What the task asks: Retype each entry below, keeping every character the same.

[[ Record extracts open ]]

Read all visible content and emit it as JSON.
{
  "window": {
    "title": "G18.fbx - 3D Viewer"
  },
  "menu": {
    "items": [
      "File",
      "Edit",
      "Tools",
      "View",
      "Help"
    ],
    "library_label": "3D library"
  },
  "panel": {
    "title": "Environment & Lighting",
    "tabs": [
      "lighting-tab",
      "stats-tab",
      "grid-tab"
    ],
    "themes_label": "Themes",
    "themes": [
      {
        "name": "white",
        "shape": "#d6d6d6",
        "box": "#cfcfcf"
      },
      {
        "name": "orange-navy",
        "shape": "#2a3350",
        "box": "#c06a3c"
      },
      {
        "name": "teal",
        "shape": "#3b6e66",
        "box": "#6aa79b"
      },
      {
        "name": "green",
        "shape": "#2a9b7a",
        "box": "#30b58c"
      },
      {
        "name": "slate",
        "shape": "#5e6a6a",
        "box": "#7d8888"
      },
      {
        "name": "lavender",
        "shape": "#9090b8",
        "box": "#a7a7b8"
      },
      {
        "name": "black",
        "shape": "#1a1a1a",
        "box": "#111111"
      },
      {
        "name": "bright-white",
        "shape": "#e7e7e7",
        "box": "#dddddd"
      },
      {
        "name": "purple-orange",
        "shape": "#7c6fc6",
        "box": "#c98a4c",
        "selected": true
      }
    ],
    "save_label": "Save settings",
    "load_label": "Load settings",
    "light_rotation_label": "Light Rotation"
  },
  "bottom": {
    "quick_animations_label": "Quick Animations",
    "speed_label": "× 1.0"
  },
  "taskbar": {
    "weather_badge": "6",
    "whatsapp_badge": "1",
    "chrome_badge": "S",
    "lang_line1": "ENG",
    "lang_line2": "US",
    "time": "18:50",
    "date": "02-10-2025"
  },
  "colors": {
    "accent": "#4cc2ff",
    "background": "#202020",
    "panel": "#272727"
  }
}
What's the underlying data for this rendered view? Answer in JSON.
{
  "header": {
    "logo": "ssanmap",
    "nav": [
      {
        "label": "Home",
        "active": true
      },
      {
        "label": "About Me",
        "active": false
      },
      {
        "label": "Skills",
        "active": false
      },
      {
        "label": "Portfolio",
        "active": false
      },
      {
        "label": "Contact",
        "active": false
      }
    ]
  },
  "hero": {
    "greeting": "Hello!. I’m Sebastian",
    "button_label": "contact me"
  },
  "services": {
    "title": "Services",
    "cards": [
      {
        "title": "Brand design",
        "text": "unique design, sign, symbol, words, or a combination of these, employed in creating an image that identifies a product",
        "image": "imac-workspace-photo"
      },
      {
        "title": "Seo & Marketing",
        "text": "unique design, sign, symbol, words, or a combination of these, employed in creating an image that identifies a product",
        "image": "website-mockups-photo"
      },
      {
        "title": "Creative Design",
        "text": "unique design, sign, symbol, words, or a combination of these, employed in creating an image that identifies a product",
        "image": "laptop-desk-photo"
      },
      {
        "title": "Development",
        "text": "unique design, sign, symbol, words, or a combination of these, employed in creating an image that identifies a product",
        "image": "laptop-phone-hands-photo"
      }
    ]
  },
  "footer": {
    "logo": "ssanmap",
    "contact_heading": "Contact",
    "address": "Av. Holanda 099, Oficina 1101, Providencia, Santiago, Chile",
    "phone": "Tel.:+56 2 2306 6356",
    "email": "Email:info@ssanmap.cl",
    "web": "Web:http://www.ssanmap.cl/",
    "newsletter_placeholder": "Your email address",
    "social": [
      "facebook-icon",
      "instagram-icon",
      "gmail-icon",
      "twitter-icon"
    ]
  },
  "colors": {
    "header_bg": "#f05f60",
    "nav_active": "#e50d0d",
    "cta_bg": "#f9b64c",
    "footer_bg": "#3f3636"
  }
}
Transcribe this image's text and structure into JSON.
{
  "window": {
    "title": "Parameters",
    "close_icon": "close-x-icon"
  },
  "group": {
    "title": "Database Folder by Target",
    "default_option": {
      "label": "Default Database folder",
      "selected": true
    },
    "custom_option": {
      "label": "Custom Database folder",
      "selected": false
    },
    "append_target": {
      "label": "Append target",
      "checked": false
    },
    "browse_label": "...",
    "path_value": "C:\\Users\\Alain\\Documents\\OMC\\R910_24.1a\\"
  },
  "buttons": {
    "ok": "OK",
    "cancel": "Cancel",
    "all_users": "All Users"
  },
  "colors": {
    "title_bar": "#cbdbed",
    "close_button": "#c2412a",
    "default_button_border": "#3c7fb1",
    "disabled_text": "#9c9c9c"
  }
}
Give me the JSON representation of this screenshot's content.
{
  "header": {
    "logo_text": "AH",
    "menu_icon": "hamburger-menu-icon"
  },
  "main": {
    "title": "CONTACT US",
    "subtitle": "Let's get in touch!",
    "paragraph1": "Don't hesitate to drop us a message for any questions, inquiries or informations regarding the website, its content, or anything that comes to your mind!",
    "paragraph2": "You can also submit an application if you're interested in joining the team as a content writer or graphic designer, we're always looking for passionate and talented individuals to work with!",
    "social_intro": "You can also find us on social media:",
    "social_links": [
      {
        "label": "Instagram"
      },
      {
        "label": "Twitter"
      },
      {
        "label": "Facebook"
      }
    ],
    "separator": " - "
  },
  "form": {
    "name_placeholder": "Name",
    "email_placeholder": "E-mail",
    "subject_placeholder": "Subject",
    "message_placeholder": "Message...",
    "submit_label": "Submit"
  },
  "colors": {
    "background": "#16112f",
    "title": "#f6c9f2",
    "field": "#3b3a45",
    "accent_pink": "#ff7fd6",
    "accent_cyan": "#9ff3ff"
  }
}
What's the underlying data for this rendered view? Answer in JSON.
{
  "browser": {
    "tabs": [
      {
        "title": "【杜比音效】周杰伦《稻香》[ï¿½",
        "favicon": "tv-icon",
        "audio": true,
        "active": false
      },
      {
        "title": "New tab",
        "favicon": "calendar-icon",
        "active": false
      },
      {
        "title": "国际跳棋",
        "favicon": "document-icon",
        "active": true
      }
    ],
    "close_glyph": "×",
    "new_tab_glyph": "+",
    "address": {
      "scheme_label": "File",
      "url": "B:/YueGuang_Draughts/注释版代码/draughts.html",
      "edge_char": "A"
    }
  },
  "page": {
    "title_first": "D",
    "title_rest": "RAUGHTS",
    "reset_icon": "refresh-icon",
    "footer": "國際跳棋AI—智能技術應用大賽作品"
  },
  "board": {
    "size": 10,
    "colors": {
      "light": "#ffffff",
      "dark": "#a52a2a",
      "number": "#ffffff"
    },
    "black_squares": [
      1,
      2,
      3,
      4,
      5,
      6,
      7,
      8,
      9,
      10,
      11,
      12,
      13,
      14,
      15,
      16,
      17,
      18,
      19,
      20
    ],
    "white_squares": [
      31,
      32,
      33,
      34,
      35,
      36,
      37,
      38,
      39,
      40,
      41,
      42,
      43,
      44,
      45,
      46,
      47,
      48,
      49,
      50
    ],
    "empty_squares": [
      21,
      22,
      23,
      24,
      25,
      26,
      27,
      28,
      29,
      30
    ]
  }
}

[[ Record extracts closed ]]

Exercise result:
Read all visible content and emit it as JSON.
{
  "window": {
    "title": "G18.fbx - 3D Viewer"
  },
  "menu": {
    "items": [
      "File",
      "Edit",
      "Tools",
      "View",
      "Help"
    ],
    "library_label": "3D library"
  },
  "panel": {
    "title": "Environment & Lighting",
    "tabs": [
      "lighting-tab",
      "stats-tab",
      "grid-tab"
    ],
    "themes_label": "Themes",
    "themes": [
      {
        "name": "white",
        "shape": "#d6d6d6",
        "box": "#cfcfcf"
      },
      {
        "name": "orange-navy",
        "shape": "#2a3350",
        "box": "#c06a3c"
      },
      {
        "name": "teal",
        "shape": "#3b6e66",
        "box": "#6aa79b"
      },
      {
        "name": "green",
        "shape": "#2a9b7a",
        "box": "#30b58c"
      },
      {
        "name": "slate",
        "shape": "#5e6a6a",
        "box": "#7d8888"
      },
      {
        "name": "lavender",
        "shape": "#9090b8",
        "box": "#a7a7b8"
      },
      {
        "name": "black",
        "shape": "#1a1a1a",
        "box": "#111111"
      },
      {
        "name": "bright-white",
        "shape": "#e7e7e7",
        "box": "#dddddd"
      },
      {
        "name": "purple-orange",
        "shape": "#7c6fc6",
        "box": "#c98a4c",
        "selected": true
      }
    ],
    "save_label": "Save settings",
    "load_label": "Load settings",
    "light_rotation_label": "Light Rotation"
  },
  "bottom": {
    "quick_animations_label": "Quick Animations",
    "speed_label": "× 1.0"
  },
  "taskbar": {
    "weather_badge": "6",
    "whatsapp_badge": "1",
    "chrome_badge": "S",
    "lang_line1": "ENG",
    "lang_line2": "US",
    "time": "18:50",
    "date": "02-10-2025"
  },
  "colors": {
    "accent": "#4cc2ff",
    "background": "#202020",
    "panel": "#272727"
  }
}
What's the underlying data for this rendered view? Answer in JSON.
{
  "header": {
    "logo": "ssanmap",
    "nav": [
      {
        "label": "Home",
        "active": true
      },
      {
        "label": "About Me",
        "active": false
      },
      {
        "label": "Skills",
        "active": false
      },
      {
        "label": "Portfolio",
        "active": false
      },
      {
        "label": "Contact",
        "active": false
      }
    ]
  },
  "hero": {
    "greeting": "Hello!. I’m Sebastian",
    "button_label": "contact me"
  },
  "services": {
    "title": "Services",
    "cards": [
      {
        "title": "Brand design",
        "text": "unique design, sign, symbol, words, or a combination of these, employed in creating an image that identifies a product",
        "image": "imac-workspace-photo"
      },
      {
        "title": "Seo & Marketing",
        "text": "unique design, sign, symbol, words, or a combination of these, employed in creating an image that identifies a product",
        "image": "website-mockups-photo"
      },
      {
        "title": "Creative Design",
        "text": "unique design, sign, symbol, words, or a combination of these, employed in creating an image that identifies a product",
        "image": "laptop-desk-photo"
      },
      {
        "title": "Development",
        "text": "unique design, sign, symbol, words, or a combination of these, employed in creating an image that identifies a product",
        "image": "laptop-phone-hands-photo"
      }
    ]
  },
  "footer": {
    "logo": "ssanmap",
    "contact_heading": "Contact",
    "address": "Av. Holanda 099, Oficina 1101, Providencia, Santiago, Chile",
    "phone": "Tel.:+56 2 2306 6356",
    "email": "Email:info@ssanmap.cl",
    "web": "Web:http://www.ssanmap.cl/",
    "newsletter_placeholder": "Your email address",
    "social": [
      "facebook-icon",
      "instagram-icon",
      "gmail-icon",
      "twitter-icon"
    ]
  },
  "colors": {
    "header_bg": "#f05f60",
    "nav_active": "#e50d0d",
    "cta_bg": "#f9b64c",
    "footer_bg": "#3f3636"
  }
}
Transcribe this image's text and structure into JSON.
{
  "window": {
    "title": "Parameters",
    "close_icon": "close-x-icon"
  },
  "group": {
    "title": "Database Folder by Target",
    "default_option": {
      "label": "Default Database folder",
      "selected": true
    },
    "custom_option": {
      "label": "Custom Database folder",
      "selected": false
    },
    "append_target": {
      "label": "Append target",
      "checked": false
    },
    "browse_label": "...",
    "path_value": "C:\\Users\\Alain\\Documents\\OMC\\R910_24.1a\\"
  },
  "buttons": {
    "ok": "OK",
    "cancel": "Cancel",
    "all_users": "All Users"
  },
  "colors": {
    "title_bar": "#cbdbed",
    "close_button": "#c2412a",
    "default_button_border": "#3c7fb1",
    "disabled_text": "#9c9c9c"
  }
}
Give me the JSON representation of this screenshot's content.
{
  "header": {
    "logo_text": "AH",
    "menu_icon": "hamburger-menu-icon"
  },
  "main": {
    "title": "CONTACT US",
    "subtitle": "Let's get in touch!",
    "paragraph1": "Don't hesitate to drop us a message for any questions, inquiries or informations regarding the website, its content, or anything that comes to your mind!",
    "paragraph2": "You can also submit an application if you're interested in joining the team as a content writer or graphic designer, we're always looking for passionate and talented individuals to work with!",
    "social_intro": "You can also find us on social media:",
    "social_links": [
      {
        "label": "Instagram"
      },
      {
        "label": "Twitter"
      },
      {
        "label": "Facebook"
      }
    ],
    "separator": " - "
  },
  "form": {
    "name_placeholder": "Name",
    "email_placeholder": "E-mail",
    "subject_placeholder": "Subject",
    "message_placeholder": "Message...",
    "submit_label": "Submit"
  },
  "colors": {
    "background": "#16112f",
    "title": "#f6c9f2",
    "field": "#3b3a45",
    "accent_pink": "#ff7fd6",
    "accent_cyan": "#9ff3ff"
  }
}
What's the underlying data for this rendered view? Answer in JSON.
{
  "browser": {
    "tabs": [
      {
        "title": "【杜比音效】周杰伦《稻香》[ï¿½",
        "favicon": "tv-icon",
        "audio": true,
        "active": false
      },
      {
        "title": "New tab",
        "favicon": "calendar-icon",
        "active": false
      },
      {
        "title": "国际跳棋",
        "favicon": "document-icon",
        "active": true
      }
    ],
    "close_glyph": "×",
    "new_tab_glyph": "+",
    "address": {
      "scheme_label": "File",
      "url": "B:/YueGuang_Draughts/注释版代码/draughts.html",
      "edge_char": "A"
    }
  },
  "page": {
    "title_first": "D",
    "title_rest": "RAUGHTS",
    "reset_icon": "refresh-icon",
    "footer": "國際跳棋AI—智能技術應用大賽作品"
  },
  "board": {
    "size": 10,
    "colors": {
      "light": "#ffffff",
      "dark": "#a52a2a",
      "number": "#ffffff"
    },
    "black_squares": [
      1,
      2,
      3,
      4,
      5,
      6,
      7,
      8,
      9,
      10,
      11,
      12,
      13,
      14,
      15,
      16,
      17,
      18,
      19,
      20
    ],
    "white_squares": [
      31,
      32,
      33,
      34,
      35,
      36,
      37,
      38,
      39,
      40,
      41,
      42,
      43,
      44,
      45,
      46,
      47,
      48,
      49,
      50
    ],
    "empty_squares": [
      21,
      22,
      23,
      24,
      25,
      26,
      27,
      28,
      29,
      30
    ]
  }
}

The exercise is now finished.